▸ Provided material
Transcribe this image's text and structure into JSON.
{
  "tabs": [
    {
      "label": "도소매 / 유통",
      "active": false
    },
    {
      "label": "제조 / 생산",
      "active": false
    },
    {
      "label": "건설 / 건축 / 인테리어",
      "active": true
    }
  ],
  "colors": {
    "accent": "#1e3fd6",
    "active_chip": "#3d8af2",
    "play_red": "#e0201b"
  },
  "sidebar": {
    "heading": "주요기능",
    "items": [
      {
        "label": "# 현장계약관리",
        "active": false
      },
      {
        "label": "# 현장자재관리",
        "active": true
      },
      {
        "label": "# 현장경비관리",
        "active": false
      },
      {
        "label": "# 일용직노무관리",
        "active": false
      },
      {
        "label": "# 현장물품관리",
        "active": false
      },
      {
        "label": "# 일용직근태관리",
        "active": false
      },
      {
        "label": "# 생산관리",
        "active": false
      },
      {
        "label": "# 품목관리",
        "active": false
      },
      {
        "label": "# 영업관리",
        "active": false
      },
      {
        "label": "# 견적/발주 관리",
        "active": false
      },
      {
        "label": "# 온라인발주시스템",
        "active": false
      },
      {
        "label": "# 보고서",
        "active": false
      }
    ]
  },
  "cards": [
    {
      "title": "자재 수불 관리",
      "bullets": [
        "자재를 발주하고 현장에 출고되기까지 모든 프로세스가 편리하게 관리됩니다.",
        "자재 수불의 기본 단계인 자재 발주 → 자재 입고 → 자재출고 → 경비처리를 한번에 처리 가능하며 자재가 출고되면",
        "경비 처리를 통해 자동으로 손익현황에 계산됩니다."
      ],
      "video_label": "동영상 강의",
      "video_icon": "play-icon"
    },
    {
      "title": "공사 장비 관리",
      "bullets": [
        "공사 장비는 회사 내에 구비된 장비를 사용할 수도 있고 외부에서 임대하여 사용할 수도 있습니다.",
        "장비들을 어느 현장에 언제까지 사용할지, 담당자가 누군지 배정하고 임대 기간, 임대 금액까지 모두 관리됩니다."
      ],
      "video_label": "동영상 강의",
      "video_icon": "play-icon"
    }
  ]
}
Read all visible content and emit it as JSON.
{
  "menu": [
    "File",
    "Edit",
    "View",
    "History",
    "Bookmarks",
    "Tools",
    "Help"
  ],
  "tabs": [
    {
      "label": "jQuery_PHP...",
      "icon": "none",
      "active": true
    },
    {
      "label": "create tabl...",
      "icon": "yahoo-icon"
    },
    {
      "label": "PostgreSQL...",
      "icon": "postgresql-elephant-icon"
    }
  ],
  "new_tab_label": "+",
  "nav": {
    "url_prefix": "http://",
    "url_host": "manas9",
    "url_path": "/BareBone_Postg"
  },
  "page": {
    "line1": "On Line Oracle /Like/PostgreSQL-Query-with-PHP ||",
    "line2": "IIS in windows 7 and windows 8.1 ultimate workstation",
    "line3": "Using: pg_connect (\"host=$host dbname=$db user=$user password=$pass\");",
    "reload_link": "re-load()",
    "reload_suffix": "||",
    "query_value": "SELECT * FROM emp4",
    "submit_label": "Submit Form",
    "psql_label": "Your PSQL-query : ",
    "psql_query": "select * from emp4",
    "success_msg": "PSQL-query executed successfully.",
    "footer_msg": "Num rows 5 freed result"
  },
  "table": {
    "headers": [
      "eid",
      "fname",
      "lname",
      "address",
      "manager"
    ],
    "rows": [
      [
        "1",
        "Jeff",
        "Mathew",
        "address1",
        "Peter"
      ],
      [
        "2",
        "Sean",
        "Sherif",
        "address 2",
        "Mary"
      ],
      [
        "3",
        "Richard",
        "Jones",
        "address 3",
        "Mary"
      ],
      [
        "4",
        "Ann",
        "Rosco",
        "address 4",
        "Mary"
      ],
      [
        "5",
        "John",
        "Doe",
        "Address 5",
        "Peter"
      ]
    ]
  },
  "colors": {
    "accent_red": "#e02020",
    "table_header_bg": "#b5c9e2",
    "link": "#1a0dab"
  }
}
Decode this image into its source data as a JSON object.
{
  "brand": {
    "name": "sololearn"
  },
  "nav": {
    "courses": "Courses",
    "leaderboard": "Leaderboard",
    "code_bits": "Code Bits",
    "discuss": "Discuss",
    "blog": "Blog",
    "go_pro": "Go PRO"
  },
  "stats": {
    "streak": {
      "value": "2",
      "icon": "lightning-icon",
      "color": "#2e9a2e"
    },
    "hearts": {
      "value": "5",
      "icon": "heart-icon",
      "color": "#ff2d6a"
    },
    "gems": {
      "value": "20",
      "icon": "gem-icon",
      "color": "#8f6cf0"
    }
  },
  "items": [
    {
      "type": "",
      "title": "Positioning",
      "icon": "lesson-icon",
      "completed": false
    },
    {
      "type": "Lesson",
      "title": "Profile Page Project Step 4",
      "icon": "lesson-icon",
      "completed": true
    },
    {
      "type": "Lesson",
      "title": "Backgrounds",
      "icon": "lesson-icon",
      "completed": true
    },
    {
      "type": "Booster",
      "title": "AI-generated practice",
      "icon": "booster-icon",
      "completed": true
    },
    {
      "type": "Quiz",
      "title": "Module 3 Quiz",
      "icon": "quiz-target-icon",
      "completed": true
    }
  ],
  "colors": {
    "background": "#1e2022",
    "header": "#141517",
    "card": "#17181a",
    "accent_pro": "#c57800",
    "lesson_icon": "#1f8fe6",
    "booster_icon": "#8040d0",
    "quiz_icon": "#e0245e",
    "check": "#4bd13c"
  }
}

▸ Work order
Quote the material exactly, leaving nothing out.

▸ Solution to the exercise
Transcribe this image's text and structure into JSON.
{
  "tabs": [
    {
      "label": "도소매 / 유통",
      "active": false
    },
    {
      "label": "제조 / 생산",
      "active": false
    },
    {
      "label": "건설 / 건축 / 인테리어",
      "active": true
    }
  ],
  "colors": {
    "accent": "#1e3fd6",
    "active_chip": "#3d8af2",
    "play_red": "#e0201b"
  },
  "sidebar": {
    "heading": "주요기능",
    "items": [
      {
        "label": "# 현장계약관리",
        "active": false
      },
      {
        "label": "# 현장자재관리",
        "active": true
      },
      {
        "label": "# 현장경비관리",
        "active": false
      },
      {
        "label": "# 일용직노무관리",
        "active": false
      },
      {
        "label": "# 현장물품관리",
        "active": false
      },
      {
        "label": "# 일용직근태관리",
        "active": false
      },
      {
        "label": "# 생산관리",
        "active": false
      },
      {
        "label": "# 품목관리",
        "active": false
      },
      {
        "label": "# 영업관리",
        "active": false
      },
      {
        "label": "# 견적/발주 관리",
        "active": false
      },
      {
        "label": "# 온라인발주시스템",
        "active": false
      },
      {
        "label": "# 보고서",
        "active": false
      }
    ]
  },
  "cards": [
    {
      "title": "자재 수불 관리",
      "bullets": [
        "자재를 발주하고 현장에 출고되기까지 모든 프로세스가 편리하게 관리됩니다.",
        "자재 수불의 기본 단계인 자재 발주 → 자재 입고 → 자재출고 → 경비처리를 한번에 처리 가능하며 자재가 출고되면",
        "경비 처리를 통해 자동으로 손익현황에 계산됩니다."
      ],
      "video_label": "동영상 강의",
      "video_icon": "play-icon"
    },
    {
      "title": "공사 장비 관리",
      "bullets": [
        "공사 장비는 회사 내에 구비된 장비를 사용할 수도 있고 외부에서 임대하여 사용할 수도 있습니다.",
        "장비들을 어느 현장에 언제까지 사용할지, 담당자가 누군지 배정하고 임대 기간, 임대 금액까지 모두 관리됩니다."
      ],
      "video_label": "동영상 강의",
      "video_icon": "play-icon"
    }
  ]
}
Read all visible content and emit it as JSON.
{
  "menu": [
    "File",
    "Edit",
    "View",
    "History",
    "Bookmarks",
    "Tools",
    "Help"
  ],
  "tabs": [
    {
      "label": "jQuery_PHP...",
      "icon": "none",
      "active": true
    },
    {
      "label": "create tabl...",
      "icon": "yahoo-icon"
    },
    {
      "label": "PostgreSQL...",
      "icon": "postgresql-elephant-icon"
    }
  ],
  "new_tab_label": "+",
  "nav": {
    "url_prefix": "http://",
    "url_host": "manas9",
    "url_path": "/BareBone_Postg"
  },
  "page": {
    "line1": "On Line Oracle /Like/PostgreSQL-Query-with-PHP ||",
    "line2": "IIS in windows 7 and windows 8.1 ultimate workstation",
    "line3": "Using: pg_connect (\"host=$host dbname=$db user=$user password=$pass\");",
    "reload_link": "re-load()",
    "reload_suffix": "||",
    "query_value": "SELECT * FROM emp4",
    "submit_label": "Submit Form",
    "psql_label": "Your PSQL-query : ",
    "psql_query": "select * from emp4",
    "success_msg": "PSQL-query executed successfully.",
    "footer_msg": "Num rows 5 freed result"
  },
  "table": {
    "headers": [
      "eid",
      "fname",
      "lname",
      "address",
      "manager"
    ],
    "rows": [
      [
        "1",
        "Jeff",
        "Mathew",
        "address1",
        "Peter"
      ],
      [
        "2",
        "Sean",
        "Sherif",
        "address 2",
        "Mary"
      ],
      [
        "3",
        "Richard",
        "Jones",
        "address 3",
        "Mary"
      ],
      [
        "4",
        "Ann",
        "Rosco",
        "address 4",
        "Mary"
      ],
      [
        "5",
        "John",
        "Doe",
        "Address 5",
        "Peter"
      ]
    ]
  },
  "colors": {
    "accent_red": "#e02020",
    "table_header_bg": "#b5c9e2",
    "link": "#1a0dab"
  }
}
Decode this image into its source data as a JSON object.
{
  "brand": {
    "name": "sololearn"
  },
  "nav": {
    "courses": "Courses",
    "leaderboard": "Leaderboard",
    "code_bits": "Code Bits",
    "discuss": "Discuss",
    "blog": "Blog",
    "go_pro": "Go PRO"
  },
  "stats": {
    "streak": {
      "value": "2",
      "icon": "lightning-icon",
      "color": "#2e9a2e"
    },
    "hearts": {
      "value": "5",
      "icon": "heart-icon",
      "color": "#ff2d6a"
    },
    "gems": {
      "value": "20",
      "icon": "gem-icon",
      "color": "#8f6cf0"
    }
  },
  "items": [
    {
      "type": "",
      "title": "Positioning",
      "icon": "lesson-icon",
      "completed": false
    },
    {
      "type": "Lesson",
      "title": "Profile Page Project Step 4",
      "icon": "lesson-icon",
      "completed": true
    },
    {
      "type": "Lesson",
      "title": "Backgrounds",
      "icon": "lesson-icon",
      "completed": true
    },
    {
      "type": "Booster",
      "title": "AI-generated practice",
      "icon": "booster-icon",
      "completed": true
    },
    {
      "type": "Quiz",
      "title": "Module 3 Quiz",
      "icon": "quiz-target-icon",
      "completed": true
    }
  ],
  "colors": {
    "background": "#1e2022",
    "header": "#141517",
    "card": "#17181a",
    "accent_pro": "#c57800",
    "lesson_icon": "#1f8fe6",
    "booster_icon": "#8040d0",
    "quiz_icon": "#e0245e",
    "check": "#4bd13c"
  }
}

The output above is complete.